Virginia Republican Party Chairman Jeff Frederick says he knows his state's historically conservative voters, but that John McCain's campaign dismissed his input even as the Republican presidential candidate slid in polls and the state unexpectedly became a battleground.
"They act as if, 'How could you tell us to change our plan?'" said Mr. Frederick, who had offered advice on how to minimize losses in the state's liberal-leaning northern region.
Republican Party leaders from several states - including tightly contested, must-win battlegrounds - have begun privately voicing reservations about McCain strategies and the campaign's failure to return phone calls or respond to suggestions and offers of volunteer support.
"They ignore you. They don't keep their commitments. And word is that the party has a clock counting down the days till it can throw the McCain people out of state party's headquarters," said one state party leader, who spoke on the condition of anonymity.
The leaders also question Mr. McCain's decision to embrace the "$700 billion Wall Street bailout," which riled voters, and his reluctance to make issues out of his Democratic rival's relationships with his inflammatory former pastor, the Rev. Jeremiah A. Wright Jr., and with Bill Ayers, a 1960s radical and a founder of the violent Weather Underground that was blamed for a series of domestic bombings during the Vietnam era.

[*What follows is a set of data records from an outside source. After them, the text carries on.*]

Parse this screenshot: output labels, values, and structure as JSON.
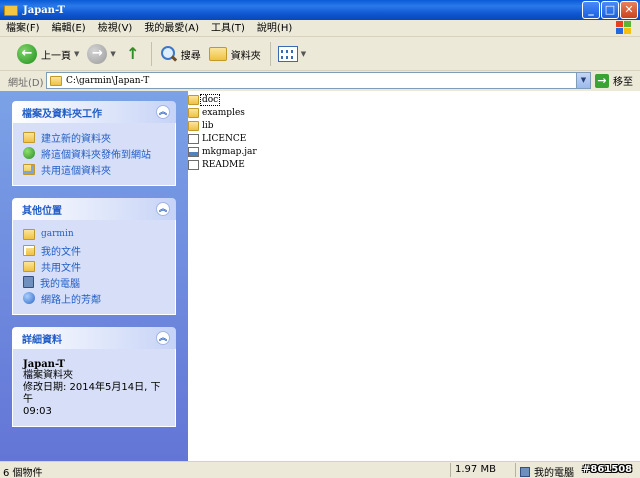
{
  "window": {
    "title": "Japan-T"
  },
  "menu": [
    "檔案(F)",
    "編輯(E)",
    "檢視(V)",
    "我的最愛(A)",
    "工具(T)",
    "說明(H)"
  ],
  "toolbar": {
    "back_label": "上一頁",
    "search_label": "搜尋",
    "folders_label": "資料夾"
  },
  "address": {
    "label": "網址(D)",
    "value": "C:\\garmin\\Japan-T",
    "go_label": "移至"
  },
  "tasks_panel": {
    "title": "檔案及資料夾工作",
    "items": [
      "建立新的資料夾",
      "將這個資料夾發佈到網站",
      "共用這個資料夾"
    ]
  },
  "places_panel": {
    "title": "其他位置",
    "items": [
      "garmin",
      "我的文件",
      "共用文件",
      "我的電腦",
      "網路上的芳鄰"
    ]
  },
  "details_panel": {
    "title": "詳細資料",
    "name": "Japan-T",
    "type": "檔案資料夾",
    "modified": "修改日期: 2014年5月14日, 下午",
    "modified_time": "09:03"
  },
  "files": [
    "doc",
    "examples",
    "lib",
    "LICENCE",
    "mkgmap.jar",
    "README"
  ],
  "status": {
    "count": "6 個物件",
    "size": "1.97 MB",
    "location": "我的電腦",
    "watermark": "#861508"
  },
  "icons": {
    "back": "back-arrow-icon",
    "forward": "forward-arrow-icon",
    "up": "up-folder-icon",
    "search": "search-icon",
    "folders": "folders-icon",
    "views": "views-icon",
    "go": "go-arrow-icon"
  },
  "colors": {
    "taskpane_top": "#7ba2e7",
    "taskpane_bottom": "#6375d6",
    "link": "#215dc6",
    "titlebar": "#0a5ad6"
  }
}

Florida Republican Party Chairman Jim Greer agrees that Mr. McCain has had problems within the party, but that Republicans desperately want to unite behind their presidential standard-bearer to stave off a Democrat-run White House and Congress.
"If McCain pulls it off, it will be a rejection of how people see Barack Obama governing the country - his liberal philosophy," said Mr. Greer, who thinks Mr. McCain will emerge victorious in Florida despite his lagging poll numbers.
Mr. McCain's campaign rejected the suggestion that it hadn't tapped the party's talent.
"Our campaign has aggressively reached out to state parties, county leaders and Republicans across this country to build an impressive grass-roots network and campaign structure," said McCain campaign spokesman Tucker Bounds.
"We have advisers from target states across this country and are working with hundreds of thousands of volunteers to defeat Barack Obama's plan for higher taxes and a deeper, more painful economic recession."
But in Michigan, the McCain campaign, which kept its operations fully segregated from the state Republican Party, decided in early October to pull out its money and organization for deployment elsewhere. McCain operatives gave no warning. Nor did they discuss the pros and cons of the pullout with Michigan Republican Party Chairman Saul Anuzis, who was left millions of dollars in the hole as the state party struggled to support its other Republican candidates.
"The fact they decided to publicly abandon Michigan was one of the dumbest political moves I have ever seen," Mr. Anuzis told The Washington Times. "The decision to reallocate resources is done all the time, but doing it in a way that generated national network coverage and front-page stories across the country was inexcusable.
"We lost over $8 million in resources and air cover as the campaign redeployed. This had a chilling effect down ticket across the board in Michigan, and we have spent all of our time trying to make up efforts in the most critical races and areas throughout our state."
Part of the problem is that the Obama campaign is flush with money and the McCain campaign isn't.
The money squeeze sometimes creates friction. Some state party chairmen complain that donors gave many times more than the campaign has been willing to spend in that state and that McCain volunteers have been told they have to buy their own bumper stickers and yard signs.
In Ohio, long-boiling friction between the McCain campaign and the state Republican Party on a variety of issues reached a new intensity over a complicated local gambling question. The state Republican Party's central committee had voted to oppose a proposed state constitutional amendment to permit a casino in Clinton County. The state party included its "vote no" view on the "slate card" of recommendations it sends to early voters.
The McCain campaign unilaterally removed that recommendation from the mailer, overriding Ohio Republican Party Chairman Bob Bennett and threatening to block funds to pay for the printing and distribution. Mr. McCain favors legalized gambling, and his campaign did not want to appear to support it some states and oppose it in others.
The state party worked with the opponents of the amendment to send another mailing, using the pictures of U.S. Sen. George V. Voinovich, Ohio House Speaker Jon Husted and Mr. Bennett, along with their words of opposition on the gambling question.
"Why in the world would anyone want to amend the Constitution of Ohio and put a monopoly in for one individual to build one casino in the state of Ohio?" Mr. Voinovich asks in his statement.
Several party officials said they had no problem with the McCain organization.
"We have a pretty good operation with the McCain campaign in Colorado, and I don't have the same experiences that a lot of other state chairs do with the campaign," said state Republican Party Chairman Dick Wadhams, who thinks his state could "go either way" on Nov. 4.